This last point also relates to the “secular crisis” idea, at least that aspect of the idea concerning the undermining of the law of value that occurs as science and technology replaces direct labor as the “determinant factor in the production of wealth,” and is sketched out in Marx’s Grundrisse, in the section entitled “Contradiction between the foundation of bourgeois production (value as measure) and its development” (pp.704-706). If capitalism “recovers” from the current crisis, which is certainly possible, it will be on the basis on industries which not only contribute little to overall growth of employment, but will actually accelerate the marginalization of large sectors of the population from production.
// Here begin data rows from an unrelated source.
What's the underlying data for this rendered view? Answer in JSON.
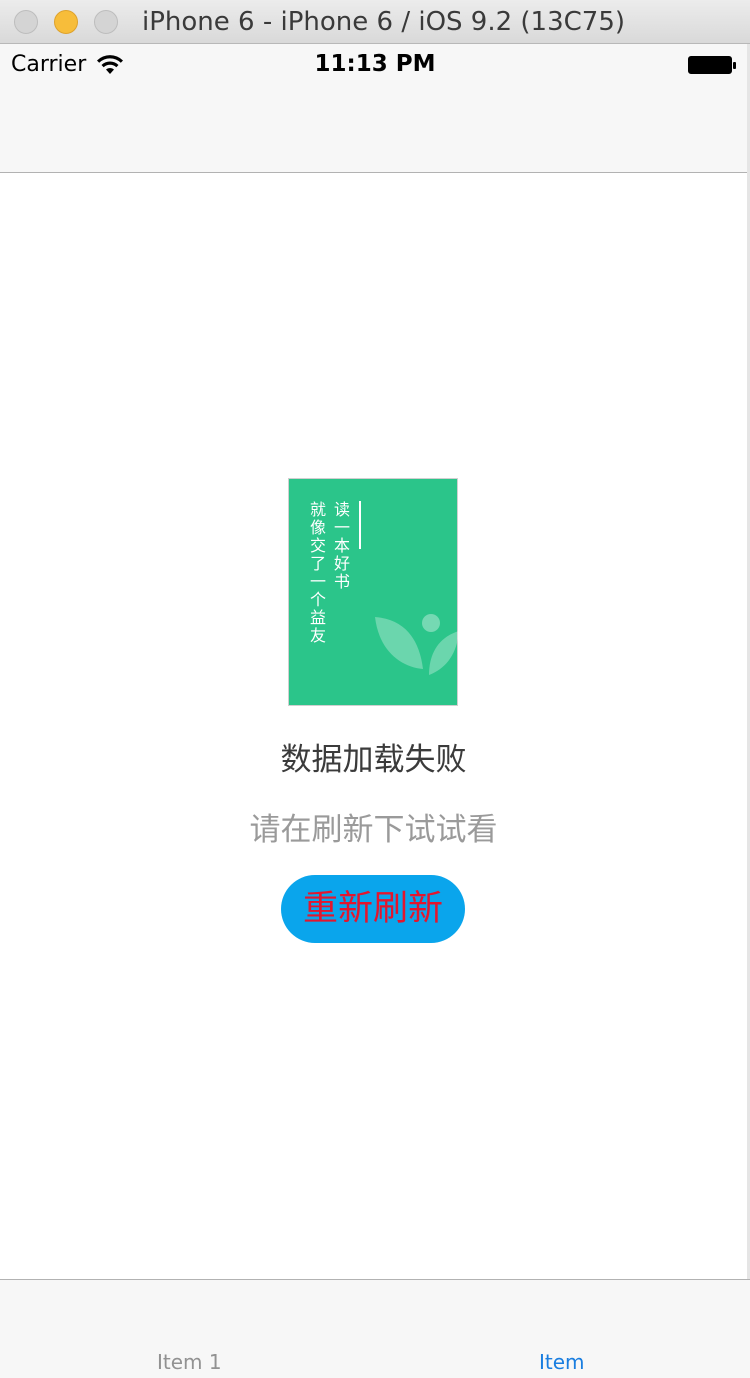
{
  "window": {
    "title": "iPhone 6 - iPhone 6 / iOS 9.2 (13C75)"
  },
  "status_bar": {
    "carrier": "Carrier",
    "time": "11:13 PM"
  },
  "book_image": {
    "line1": "读一本好书",
    "line2": "就像交了一个益友"
  },
  "error": {
    "title": "数据加载失败",
    "subtitle": "请在刷新下试试看",
    "retry_label": "重新刷新"
  },
  "tab_bar": {
    "items": [
      {
        "label": "Item 1",
        "selected": false
      },
      {
        "label": "Item",
        "selected": true
      }
    ]
  },
  "colors": {
    "book_green": "#2bc58a",
    "retry_button_bg": "#0aa5ec",
    "retry_button_text": "#e3162e",
    "tab_selected": "#1a7ee0",
    "tab_unselected": "#929292"
  }
}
The argument that capitalist development is now accompanied by increasing mass marginalization is also elaborated on by Loren Goldner, in his most recent article on the crisis, “The Biggest ‘October Surprise’ of All: A World Capitalist Crash” (at his website, “Break Their Haughty Power”;, although he uses the concept of “capitalist decadence” rather than “secular crisis” or “crisis of the law of value.”

But to return to the various versions of classical marxist crisis theory, with each period of deep crisis the “creative destruction” of both capital and labor required for a new phase of profitable expansion increases in scale. Crises increasingly take on a political aspect, as the state is brought in to manage them; an uncontrolled crash of the old 19th century variety under conditions of contemporary capitalism, in which large-scale economic organizations are densely intertwined (the “systemic risks” we’ve heard about recently) must be avoided. This management by the state will increasingly involve force, a notion which again converges with the theory of the secular crisis, as elaborated by Hamerquist. I quote here from David Harvey, in his The Limits to Capital (pp.328-329):

[With] “the increasing socialization of capital itself, first via the agency of the credit system and ultimately through socially necessary interventions on the part of the state[,] the character of periodic crashes is thereby also transformed.… Instead of being the aggregate social effect of an essentially atomistic, individualized process, they become a social affair from the very outset. The state, via its policies, becomes responsible for creating what it hopes will be a ‘controlled recession’ that will have the long-run effect of putting accumulation back on track.… The options for the internal transformation of capitalism become increasingly limited, more and more confined to innovations within the state apparatus itself. And once the limit of the state’s capacity to manage the economy creatively is reached, the increasingly authoritarian use of state power – over both capital and labour (though usually with far more devastating effects upon the latter) – appears the only answer. Crises embrace the legal, institutional and political framework of capitalist society and their resolution increasingly depends upon the deployment of naked military and repressive power. The whole problematic of the transformation of capitalism – either by evolutionary or revolutionary means – is thereby altered. The problems and prospects for the transition to socialism shift dramatically.”

Don’t know exactly what all this means, but it seems that a capitalism which increasingly, as a system and for the long term, rests on state repression, is going to be the framework for socialist struggle.